Segment Start: DATA UNDER STUDY

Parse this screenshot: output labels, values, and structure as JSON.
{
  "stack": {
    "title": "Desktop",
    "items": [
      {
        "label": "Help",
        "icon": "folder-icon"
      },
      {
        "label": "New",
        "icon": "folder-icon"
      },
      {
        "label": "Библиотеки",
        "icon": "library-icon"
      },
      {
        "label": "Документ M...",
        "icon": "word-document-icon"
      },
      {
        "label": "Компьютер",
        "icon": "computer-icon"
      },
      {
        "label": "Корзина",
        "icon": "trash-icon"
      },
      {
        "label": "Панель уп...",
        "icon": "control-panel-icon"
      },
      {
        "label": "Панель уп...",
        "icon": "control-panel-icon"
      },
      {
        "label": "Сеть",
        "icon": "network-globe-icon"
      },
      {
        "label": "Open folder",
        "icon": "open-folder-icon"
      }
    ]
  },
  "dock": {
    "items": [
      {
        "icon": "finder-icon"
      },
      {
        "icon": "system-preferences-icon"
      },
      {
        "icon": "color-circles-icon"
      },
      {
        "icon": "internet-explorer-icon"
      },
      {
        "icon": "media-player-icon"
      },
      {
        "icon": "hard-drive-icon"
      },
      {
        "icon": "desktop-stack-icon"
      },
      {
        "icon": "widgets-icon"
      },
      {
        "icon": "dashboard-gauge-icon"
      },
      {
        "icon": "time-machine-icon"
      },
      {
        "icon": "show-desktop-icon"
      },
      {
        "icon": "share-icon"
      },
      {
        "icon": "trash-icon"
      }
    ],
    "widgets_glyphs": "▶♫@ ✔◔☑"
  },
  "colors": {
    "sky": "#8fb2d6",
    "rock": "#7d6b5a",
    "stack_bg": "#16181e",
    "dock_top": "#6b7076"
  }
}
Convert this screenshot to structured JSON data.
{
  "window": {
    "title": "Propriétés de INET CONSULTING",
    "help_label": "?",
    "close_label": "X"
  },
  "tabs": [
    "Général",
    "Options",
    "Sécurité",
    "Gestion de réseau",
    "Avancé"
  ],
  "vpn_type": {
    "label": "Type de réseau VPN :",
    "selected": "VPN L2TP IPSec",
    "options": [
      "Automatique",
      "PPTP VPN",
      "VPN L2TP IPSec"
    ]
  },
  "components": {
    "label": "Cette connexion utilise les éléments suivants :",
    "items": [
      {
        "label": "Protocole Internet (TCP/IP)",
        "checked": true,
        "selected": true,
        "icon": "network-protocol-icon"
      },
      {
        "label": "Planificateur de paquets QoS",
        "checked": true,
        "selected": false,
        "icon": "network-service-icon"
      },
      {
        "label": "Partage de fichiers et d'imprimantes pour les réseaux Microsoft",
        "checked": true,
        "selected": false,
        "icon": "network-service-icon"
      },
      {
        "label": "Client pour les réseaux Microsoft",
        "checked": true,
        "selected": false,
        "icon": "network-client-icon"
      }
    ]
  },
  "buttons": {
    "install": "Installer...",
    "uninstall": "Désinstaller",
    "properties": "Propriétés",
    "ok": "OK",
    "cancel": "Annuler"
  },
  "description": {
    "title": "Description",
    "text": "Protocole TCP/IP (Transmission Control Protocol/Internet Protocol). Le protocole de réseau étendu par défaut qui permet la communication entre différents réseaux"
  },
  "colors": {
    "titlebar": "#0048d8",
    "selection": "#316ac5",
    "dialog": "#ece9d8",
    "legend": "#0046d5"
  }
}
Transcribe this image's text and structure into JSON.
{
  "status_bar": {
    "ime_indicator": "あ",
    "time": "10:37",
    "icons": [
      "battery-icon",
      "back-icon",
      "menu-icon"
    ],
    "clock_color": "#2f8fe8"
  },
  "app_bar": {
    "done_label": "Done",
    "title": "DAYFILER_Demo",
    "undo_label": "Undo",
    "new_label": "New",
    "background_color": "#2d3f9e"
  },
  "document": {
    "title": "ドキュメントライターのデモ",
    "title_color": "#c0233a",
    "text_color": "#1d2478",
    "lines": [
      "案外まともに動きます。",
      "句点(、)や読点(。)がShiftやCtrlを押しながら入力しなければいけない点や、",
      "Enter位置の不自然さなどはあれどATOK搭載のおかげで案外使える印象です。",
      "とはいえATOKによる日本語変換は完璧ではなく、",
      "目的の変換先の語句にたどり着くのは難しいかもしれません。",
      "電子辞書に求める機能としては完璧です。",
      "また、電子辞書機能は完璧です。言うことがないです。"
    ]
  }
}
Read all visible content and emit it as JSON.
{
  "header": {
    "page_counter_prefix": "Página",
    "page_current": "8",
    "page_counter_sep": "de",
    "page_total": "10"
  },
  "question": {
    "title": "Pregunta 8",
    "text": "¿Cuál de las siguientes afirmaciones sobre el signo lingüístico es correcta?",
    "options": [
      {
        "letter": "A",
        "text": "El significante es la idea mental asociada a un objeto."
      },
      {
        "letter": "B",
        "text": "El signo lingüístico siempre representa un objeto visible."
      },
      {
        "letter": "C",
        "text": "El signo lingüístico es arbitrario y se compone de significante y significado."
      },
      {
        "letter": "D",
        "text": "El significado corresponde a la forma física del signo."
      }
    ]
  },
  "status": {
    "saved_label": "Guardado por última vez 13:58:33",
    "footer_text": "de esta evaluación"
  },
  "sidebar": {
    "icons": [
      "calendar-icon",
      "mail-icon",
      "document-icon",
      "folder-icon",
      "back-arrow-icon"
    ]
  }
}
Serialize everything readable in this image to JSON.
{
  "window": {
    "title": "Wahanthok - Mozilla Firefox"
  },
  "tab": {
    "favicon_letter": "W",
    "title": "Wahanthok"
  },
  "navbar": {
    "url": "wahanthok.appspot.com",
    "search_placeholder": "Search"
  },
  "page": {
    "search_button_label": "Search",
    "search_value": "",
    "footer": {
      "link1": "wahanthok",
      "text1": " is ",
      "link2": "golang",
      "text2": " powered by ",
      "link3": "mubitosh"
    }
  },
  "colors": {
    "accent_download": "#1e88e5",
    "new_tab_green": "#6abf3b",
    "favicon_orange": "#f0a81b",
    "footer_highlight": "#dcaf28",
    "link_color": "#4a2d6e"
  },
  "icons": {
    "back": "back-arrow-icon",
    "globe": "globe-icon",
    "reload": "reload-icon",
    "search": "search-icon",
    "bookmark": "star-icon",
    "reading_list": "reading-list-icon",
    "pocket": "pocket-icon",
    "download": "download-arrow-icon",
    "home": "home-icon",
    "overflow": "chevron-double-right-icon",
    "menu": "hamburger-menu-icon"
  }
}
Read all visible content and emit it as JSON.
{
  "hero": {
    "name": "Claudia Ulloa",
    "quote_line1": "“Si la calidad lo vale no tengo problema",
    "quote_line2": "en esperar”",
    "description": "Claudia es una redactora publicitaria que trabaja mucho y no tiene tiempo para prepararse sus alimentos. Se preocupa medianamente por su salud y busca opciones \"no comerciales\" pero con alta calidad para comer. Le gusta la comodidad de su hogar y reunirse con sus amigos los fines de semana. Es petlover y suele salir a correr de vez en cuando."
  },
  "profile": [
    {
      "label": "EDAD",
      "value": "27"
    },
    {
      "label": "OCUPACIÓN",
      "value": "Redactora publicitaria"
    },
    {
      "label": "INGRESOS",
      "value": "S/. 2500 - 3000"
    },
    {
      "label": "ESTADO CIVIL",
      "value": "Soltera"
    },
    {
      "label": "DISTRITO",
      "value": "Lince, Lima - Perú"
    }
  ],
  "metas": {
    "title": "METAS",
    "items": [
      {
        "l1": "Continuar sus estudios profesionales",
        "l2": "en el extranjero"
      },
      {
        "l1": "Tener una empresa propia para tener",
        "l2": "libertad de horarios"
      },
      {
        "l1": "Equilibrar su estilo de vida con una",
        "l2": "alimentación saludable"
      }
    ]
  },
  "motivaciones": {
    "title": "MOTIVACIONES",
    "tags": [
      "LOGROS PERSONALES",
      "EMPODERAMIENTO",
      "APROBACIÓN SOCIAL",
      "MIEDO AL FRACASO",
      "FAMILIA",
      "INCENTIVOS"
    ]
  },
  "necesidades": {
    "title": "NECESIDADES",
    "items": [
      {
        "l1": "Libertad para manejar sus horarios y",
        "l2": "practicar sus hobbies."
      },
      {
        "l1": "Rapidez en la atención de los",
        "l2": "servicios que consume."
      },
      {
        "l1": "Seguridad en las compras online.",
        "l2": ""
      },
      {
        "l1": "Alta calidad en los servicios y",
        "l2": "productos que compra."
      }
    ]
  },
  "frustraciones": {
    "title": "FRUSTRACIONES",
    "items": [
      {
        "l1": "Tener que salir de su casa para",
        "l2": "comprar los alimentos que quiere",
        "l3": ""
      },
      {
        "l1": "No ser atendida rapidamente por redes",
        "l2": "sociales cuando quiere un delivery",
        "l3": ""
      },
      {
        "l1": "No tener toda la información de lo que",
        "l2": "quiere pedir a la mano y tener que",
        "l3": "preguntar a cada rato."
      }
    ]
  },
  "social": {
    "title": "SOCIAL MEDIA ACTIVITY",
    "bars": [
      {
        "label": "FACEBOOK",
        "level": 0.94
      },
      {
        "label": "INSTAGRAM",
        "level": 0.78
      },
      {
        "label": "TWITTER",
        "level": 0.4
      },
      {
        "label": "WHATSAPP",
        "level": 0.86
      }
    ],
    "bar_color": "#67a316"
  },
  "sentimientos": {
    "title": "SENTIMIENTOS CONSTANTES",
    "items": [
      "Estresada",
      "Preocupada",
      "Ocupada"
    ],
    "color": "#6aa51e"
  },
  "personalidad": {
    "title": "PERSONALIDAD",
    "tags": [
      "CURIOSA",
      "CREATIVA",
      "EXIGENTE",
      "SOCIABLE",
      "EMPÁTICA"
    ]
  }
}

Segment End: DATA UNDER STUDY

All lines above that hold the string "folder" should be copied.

__SOLUTION TO THIS PROBLEM__
        "icon": "folder-icon"
        "icon": "folder-icon"
        "label": "Open folder",
        "icon": "open-folder-icon"
      "folder-icon",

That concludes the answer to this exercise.